TOKYO, March 25 (Reuters) - The cost of swapping yen into dollars remains elevated in part due to signs that large Japanese government pension funds are planning to increase purchases of overseas bonds as they rebalance their portfolios.
Japan’s Government Pension Investment Fund (GPIF), the world’s largest pension fund, will raise its foreign bond allocation target to 25% from 15%.
GPIF, which managed 169 trillion yen ($1.52 trillion) as of the end of December, has shifted from unprofitable domestic bonds into foreign assets, a move that other pension funds may mimic for better returns.
The cost to swap three-month yen into dollars blew out to 139 basis points (bps) over interbank rates this month as stress in the dollar funding market caused by the coronavirus pandemic lead to a shortage of dollars.
The U.S. Federal Reserve has taken unprecedented steps, including offering cheaper swap lines through other central banks, to improve dollar liquidity, which has caused swap spreads for most currencies to narrow. However, yen swap spreads still remain well above average at around 100 bps.
Traders said the flow of dollar loans into brokerages and institutions was still a trickle. At the Bank of Japan’s now daily auctions of dollar swaps since last week, only about $161 billion has been taken.
“This month there was a lot of speculation about Japanese pensions putting more money into overseas bonds, and you can say this had some impact on swap rates,” said Takuya Kanada, general manager of the research department at Gaitame.com Research Institute in Tokyo.

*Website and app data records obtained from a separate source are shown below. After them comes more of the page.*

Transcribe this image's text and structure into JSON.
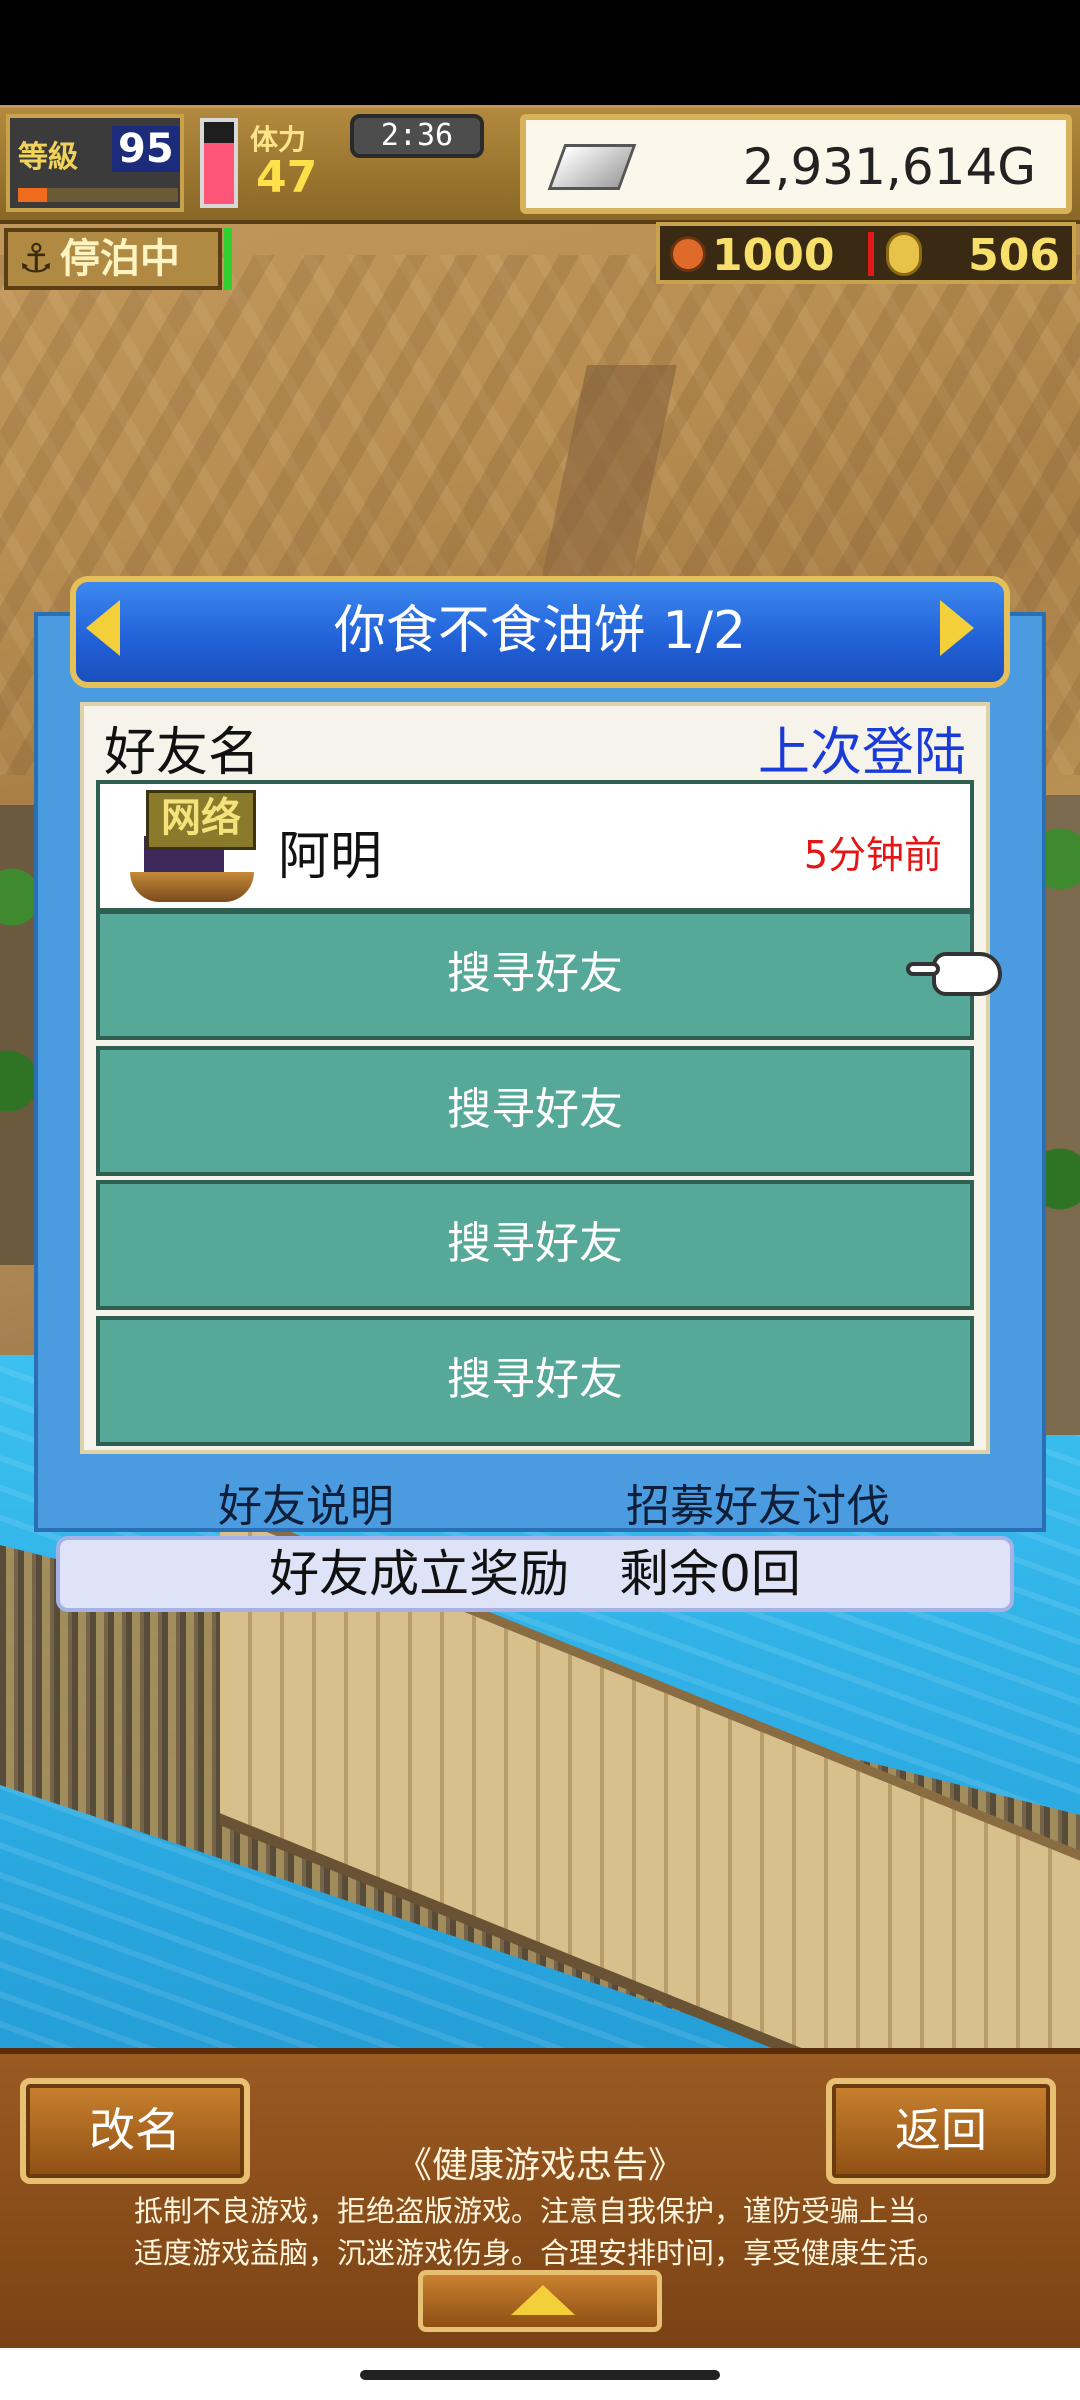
{
  "hud": {
    "level_label": "等級",
    "level_value": "95",
    "level_progress": 0.18,
    "stamina_label": "体力",
    "stamina_value": "47",
    "stamina_fill": 0.75,
    "timer": "2:36",
    "money": "2,931,614G",
    "dock_status": "停泊中",
    "resource_a": "1000",
    "resource_b": "506"
  },
  "panel": {
    "title": "你食不食油饼 1/2",
    "col_friend_name": "好友名",
    "col_last_login": "上次登陆",
    "friend": {
      "badge": "网络",
      "name": "阿明",
      "last_login": "5分钟前"
    },
    "slots": [
      "搜寻好友",
      "搜寻好友",
      "搜寻好友",
      "搜寻好友"
    ],
    "link_explain": "好友说明",
    "link_recruit": "招募好友讨伐",
    "bonus": "好友成立奖励　剩余0回"
  },
  "bottom": {
    "rename_label": "改名",
    "back_label": "返回",
    "notice_title": "《健康游戏忠告》",
    "notice_line1": "抵制不良游戏，拒绝盗版游戏。注意自我保护，谨防受骗上当。",
    "notice_line2": "适度游戏益脑，沉迷游戏伤身。合理安排时间，享受健康生活。"
  },
  "colors": {
    "panel_blue": "#4a9be0",
    "slot_teal": "#56a898",
    "login_blue": "#1a3bd8",
    "time_red": "#e41515"
  }
}
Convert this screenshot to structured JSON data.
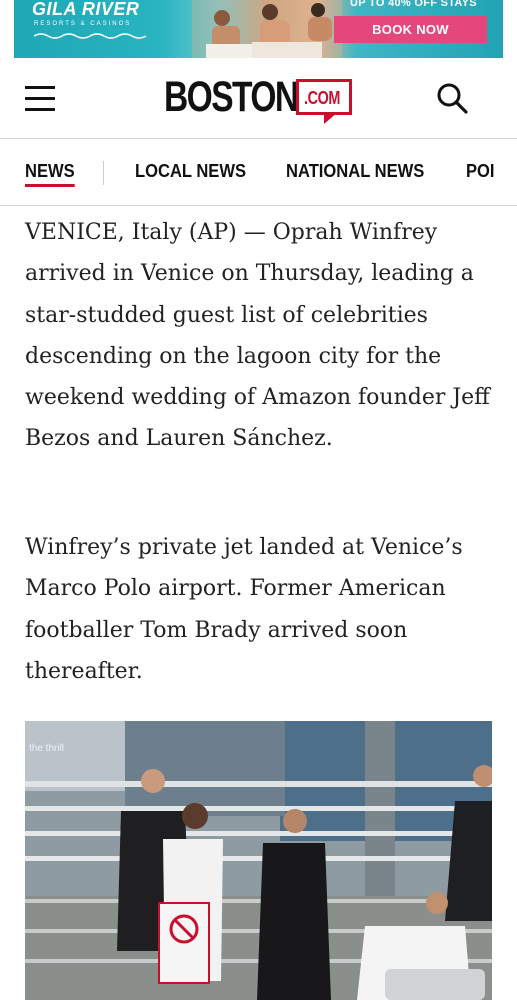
{
  "ad": {
    "brand": "GILA RIVER",
    "subtitle": "RESORTS & CASINOS",
    "offer": "UP TO 40% OFF STAYS",
    "cta": "BOOK NOW"
  },
  "header": {
    "logo_main": "BOSTON",
    "logo_suffix": ".COM"
  },
  "nav": {
    "items": [
      {
        "label": "NEWS",
        "active": true
      },
      {
        "label": "LOCAL NEWS",
        "active": false
      },
      {
        "label": "NATIONAL NEWS",
        "active": false
      },
      {
        "label": "POI",
        "active": false
      }
    ]
  },
  "article": {
    "paragraphs": [
      "VENICE, Italy (AP) — Oprah Winfrey arrived in Venice on Thursday, leading a star-studded guest list of celebrities descending on the lagoon city for the weekend wedding of Amazon founder Jeff Bezos and Lauren Sánchez.",
      "Winfrey’s private jet landed at Venice’s Marco Polo airport. Former American footballer Tom Brady arrived soon thereafter."
    ]
  },
  "photo": {
    "background_text": "the thrill"
  },
  "colors": {
    "brand_red": "#c8102e",
    "ad_cta": "#e5467c",
    "ad_teal": "#21a3b4"
  }
}
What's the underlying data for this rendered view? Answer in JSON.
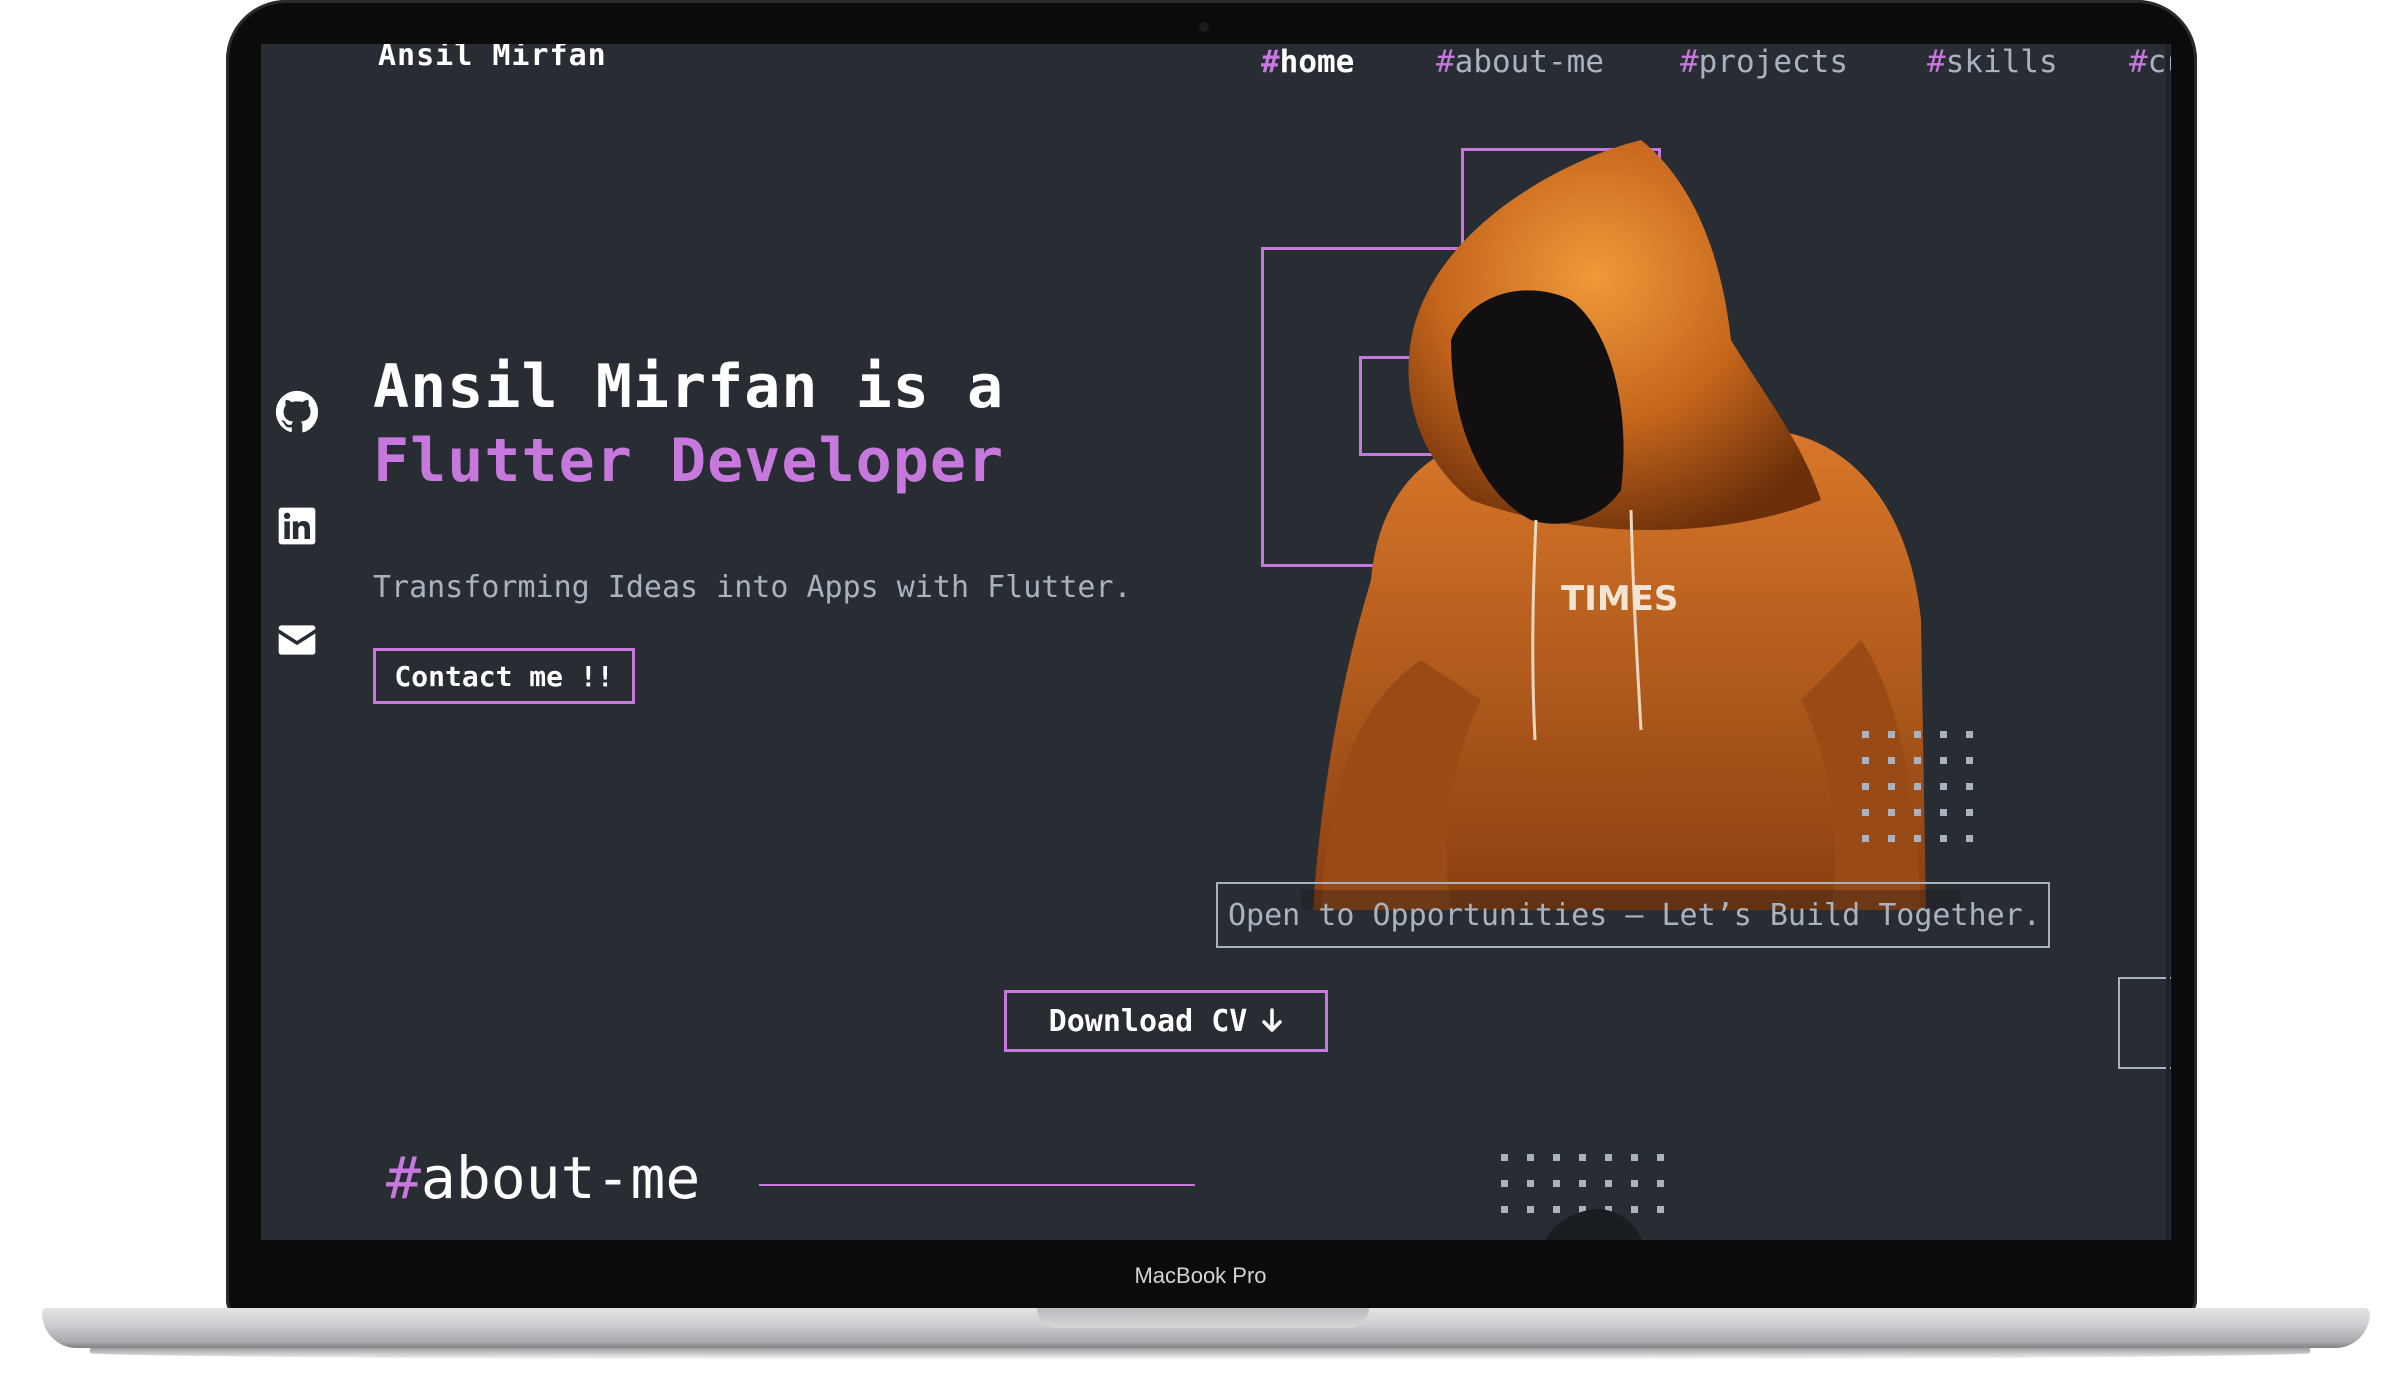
{
  "device": {
    "label": "MacBook Pro"
  },
  "header": {
    "logo": "Ansil Mirfan",
    "nav": [
      {
        "hash": "#",
        "label": "home",
        "active": true
      },
      {
        "hash": "#",
        "label": "about-me",
        "active": false
      },
      {
        "hash": "#",
        "label": "projects",
        "active": false
      },
      {
        "hash": "#",
        "label": "skills",
        "active": false
      },
      {
        "hash": "#",
        "label": "contact",
        "active": false
      }
    ]
  },
  "social": [
    {
      "icon": "github-icon"
    },
    {
      "icon": "linkedin-icon"
    },
    {
      "icon": "email-icon"
    }
  ],
  "hero": {
    "title_line1": "Ansil Mirfan is a",
    "title_line2": "Flutter Developer",
    "subtitle": "Transforming Ideas into Apps with Flutter.",
    "cta_label": "Contact me !!",
    "image_text": "TIMES",
    "status": "Open to Opportunities — Let’s Build Together."
  },
  "download": {
    "label": "Download CV",
    "icon": "arrow-down-icon"
  },
  "about": {
    "hash": "#",
    "title": "about-me"
  },
  "colors": {
    "accent": "#c778dd",
    "background": "#282c33",
    "muted": "#abb2bf",
    "hoodie": "#d9772a"
  }
}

“Once we get into the new fiscal year, dollar-demand will decline for some Japanese investors, and swap rates should slowly improve.”
The yen surged to 101.18 per dollar on March 9, the highest in more than three years, on safe-haven demand. Since then, the yen has weakened to 111.37 per dollar.
Japan’s fiscal year ends on March 31, and there could be sudden moves in the spot market and in swaps as some companies jockey for dollars as they prepare to close their books, analysts say.
Once the new fiscal year begins, this last-minute rush for dollars should ease, and the dollar liquidity injections conducted by major central banks should start to narrow yen swap spreads, analysts say.
Minori Uchida, head of global market research at MUFG Bank in Tokyo, says large Japanese companies may start selling overseas assets in the new fiscal year to cut losses following a historic meltdown in global equities caused by the coronavirus.
Investors like GPIF are likely to provide a steady flow of yen selling as they buy non-yen denominated bonds, but other Japanese companies are likely to repatriate funds back into the yen, which would relieve pressure on swap spreads and help the yen rise to as high as 100 per dollar, he said. ($1 = 111.3400 yen)
Reporting by Stanley White; Editing by Kim Coghill